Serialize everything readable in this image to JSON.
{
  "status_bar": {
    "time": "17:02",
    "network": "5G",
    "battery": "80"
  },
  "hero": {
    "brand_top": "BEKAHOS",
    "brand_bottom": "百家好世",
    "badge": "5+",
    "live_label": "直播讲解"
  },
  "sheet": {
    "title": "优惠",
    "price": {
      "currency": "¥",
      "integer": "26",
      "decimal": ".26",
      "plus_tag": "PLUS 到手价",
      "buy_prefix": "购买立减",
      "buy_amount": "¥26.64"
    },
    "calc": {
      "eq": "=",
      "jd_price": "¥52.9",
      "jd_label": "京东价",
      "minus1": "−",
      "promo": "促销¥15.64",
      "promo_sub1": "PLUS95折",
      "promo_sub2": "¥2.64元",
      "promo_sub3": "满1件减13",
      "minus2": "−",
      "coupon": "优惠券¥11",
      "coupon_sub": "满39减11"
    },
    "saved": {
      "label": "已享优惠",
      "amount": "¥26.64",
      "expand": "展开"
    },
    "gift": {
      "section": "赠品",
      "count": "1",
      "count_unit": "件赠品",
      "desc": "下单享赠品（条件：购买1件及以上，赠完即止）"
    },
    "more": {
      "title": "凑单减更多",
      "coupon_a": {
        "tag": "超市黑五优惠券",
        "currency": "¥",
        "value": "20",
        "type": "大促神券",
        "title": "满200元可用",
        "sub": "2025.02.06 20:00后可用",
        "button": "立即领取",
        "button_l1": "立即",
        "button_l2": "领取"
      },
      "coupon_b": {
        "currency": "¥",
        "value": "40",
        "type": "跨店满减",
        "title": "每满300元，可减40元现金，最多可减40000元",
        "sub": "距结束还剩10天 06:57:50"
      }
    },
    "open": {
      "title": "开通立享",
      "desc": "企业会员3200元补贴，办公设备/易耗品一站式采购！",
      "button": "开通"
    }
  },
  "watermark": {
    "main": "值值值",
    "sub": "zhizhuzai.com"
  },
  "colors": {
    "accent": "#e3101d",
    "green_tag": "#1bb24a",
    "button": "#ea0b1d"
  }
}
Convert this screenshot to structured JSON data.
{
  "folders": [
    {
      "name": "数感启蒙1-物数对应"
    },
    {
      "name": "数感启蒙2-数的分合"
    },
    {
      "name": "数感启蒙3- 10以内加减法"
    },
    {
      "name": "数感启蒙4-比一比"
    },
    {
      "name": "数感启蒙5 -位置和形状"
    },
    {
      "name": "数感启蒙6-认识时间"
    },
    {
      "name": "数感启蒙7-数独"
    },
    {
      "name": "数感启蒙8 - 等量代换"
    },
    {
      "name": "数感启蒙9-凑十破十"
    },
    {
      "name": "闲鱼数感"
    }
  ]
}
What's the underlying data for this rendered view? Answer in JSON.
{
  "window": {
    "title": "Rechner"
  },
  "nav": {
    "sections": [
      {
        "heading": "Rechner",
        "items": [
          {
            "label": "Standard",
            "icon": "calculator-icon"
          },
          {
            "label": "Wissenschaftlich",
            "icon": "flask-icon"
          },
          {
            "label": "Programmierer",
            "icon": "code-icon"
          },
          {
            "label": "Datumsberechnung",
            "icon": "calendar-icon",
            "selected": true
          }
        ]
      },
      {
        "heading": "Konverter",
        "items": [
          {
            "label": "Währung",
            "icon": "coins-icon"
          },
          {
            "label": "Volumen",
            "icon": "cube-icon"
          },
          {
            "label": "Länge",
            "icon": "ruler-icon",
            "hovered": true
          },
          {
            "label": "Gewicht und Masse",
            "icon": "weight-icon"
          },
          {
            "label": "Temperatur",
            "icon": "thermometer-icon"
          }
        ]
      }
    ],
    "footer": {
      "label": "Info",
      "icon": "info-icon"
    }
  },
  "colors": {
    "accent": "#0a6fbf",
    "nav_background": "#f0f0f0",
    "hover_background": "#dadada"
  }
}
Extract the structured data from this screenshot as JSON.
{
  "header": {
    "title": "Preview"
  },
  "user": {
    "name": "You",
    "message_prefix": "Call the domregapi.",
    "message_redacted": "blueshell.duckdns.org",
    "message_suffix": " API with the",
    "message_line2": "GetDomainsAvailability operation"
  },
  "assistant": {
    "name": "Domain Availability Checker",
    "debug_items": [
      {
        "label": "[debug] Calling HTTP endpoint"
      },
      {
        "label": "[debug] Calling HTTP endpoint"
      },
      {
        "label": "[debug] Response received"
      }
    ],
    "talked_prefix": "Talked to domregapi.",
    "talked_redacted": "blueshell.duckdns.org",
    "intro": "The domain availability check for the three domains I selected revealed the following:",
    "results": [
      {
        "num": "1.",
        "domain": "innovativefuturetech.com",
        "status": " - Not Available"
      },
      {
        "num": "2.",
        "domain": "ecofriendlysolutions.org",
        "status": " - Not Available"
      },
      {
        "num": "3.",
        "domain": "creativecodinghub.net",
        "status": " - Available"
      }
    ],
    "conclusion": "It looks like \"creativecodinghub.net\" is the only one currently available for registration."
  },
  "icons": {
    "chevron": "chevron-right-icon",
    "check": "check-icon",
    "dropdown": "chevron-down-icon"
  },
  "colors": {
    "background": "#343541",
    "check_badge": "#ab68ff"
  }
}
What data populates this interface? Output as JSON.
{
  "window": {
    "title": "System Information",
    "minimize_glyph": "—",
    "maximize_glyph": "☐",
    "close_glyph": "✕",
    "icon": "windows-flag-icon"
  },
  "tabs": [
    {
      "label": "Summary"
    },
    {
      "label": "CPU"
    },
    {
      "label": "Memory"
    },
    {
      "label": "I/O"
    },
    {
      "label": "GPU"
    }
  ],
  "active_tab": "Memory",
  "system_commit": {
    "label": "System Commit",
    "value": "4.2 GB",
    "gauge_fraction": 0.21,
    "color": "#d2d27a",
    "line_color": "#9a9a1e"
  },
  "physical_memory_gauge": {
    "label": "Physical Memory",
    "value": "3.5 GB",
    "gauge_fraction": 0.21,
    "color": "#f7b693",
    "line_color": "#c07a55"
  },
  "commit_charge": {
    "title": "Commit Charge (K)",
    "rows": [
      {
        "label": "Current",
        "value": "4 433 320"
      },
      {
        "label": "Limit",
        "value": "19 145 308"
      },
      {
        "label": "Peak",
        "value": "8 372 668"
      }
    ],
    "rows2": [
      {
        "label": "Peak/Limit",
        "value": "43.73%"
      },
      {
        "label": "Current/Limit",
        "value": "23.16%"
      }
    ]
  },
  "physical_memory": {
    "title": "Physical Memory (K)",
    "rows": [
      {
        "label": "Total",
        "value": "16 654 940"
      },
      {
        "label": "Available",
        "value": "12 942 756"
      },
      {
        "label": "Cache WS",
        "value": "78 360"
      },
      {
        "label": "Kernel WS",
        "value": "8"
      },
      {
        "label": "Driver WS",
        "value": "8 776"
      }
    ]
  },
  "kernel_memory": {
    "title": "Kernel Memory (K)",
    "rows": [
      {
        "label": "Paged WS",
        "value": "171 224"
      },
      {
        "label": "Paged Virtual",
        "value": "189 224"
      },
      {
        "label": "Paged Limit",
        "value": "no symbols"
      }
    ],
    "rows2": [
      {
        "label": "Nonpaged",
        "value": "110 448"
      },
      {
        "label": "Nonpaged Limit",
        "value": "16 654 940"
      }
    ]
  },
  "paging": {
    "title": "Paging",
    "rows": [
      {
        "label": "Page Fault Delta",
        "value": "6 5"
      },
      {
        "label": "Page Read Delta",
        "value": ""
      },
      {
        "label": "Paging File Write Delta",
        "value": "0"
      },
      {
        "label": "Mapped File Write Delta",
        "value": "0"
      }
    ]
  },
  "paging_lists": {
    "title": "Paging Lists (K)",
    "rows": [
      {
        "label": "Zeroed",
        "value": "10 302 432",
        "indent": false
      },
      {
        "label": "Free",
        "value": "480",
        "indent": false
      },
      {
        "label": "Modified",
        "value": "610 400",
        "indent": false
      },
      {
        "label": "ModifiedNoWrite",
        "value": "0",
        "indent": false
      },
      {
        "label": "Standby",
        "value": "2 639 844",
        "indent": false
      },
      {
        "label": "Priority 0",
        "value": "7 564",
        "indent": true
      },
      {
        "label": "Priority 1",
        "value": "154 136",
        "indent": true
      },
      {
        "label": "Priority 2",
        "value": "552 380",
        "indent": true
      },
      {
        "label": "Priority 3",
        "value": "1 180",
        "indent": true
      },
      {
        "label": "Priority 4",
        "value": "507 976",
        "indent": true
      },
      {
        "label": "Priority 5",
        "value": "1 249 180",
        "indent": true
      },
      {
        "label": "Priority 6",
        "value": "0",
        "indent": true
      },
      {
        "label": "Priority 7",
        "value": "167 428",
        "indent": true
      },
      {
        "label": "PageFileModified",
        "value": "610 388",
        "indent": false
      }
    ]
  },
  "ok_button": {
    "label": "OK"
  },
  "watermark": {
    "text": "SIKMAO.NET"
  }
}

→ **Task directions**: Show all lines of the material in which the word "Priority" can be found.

→ **Exercise solution**:
        "label": "Priority 0",
        "label": "Priority 1",
        "label": "Priority 2",
        "label": "Priority 3",
        "label": "Priority 4",
        "label": "Priority 5",
        "label": "Priority 6",
        "label": "Priority 7",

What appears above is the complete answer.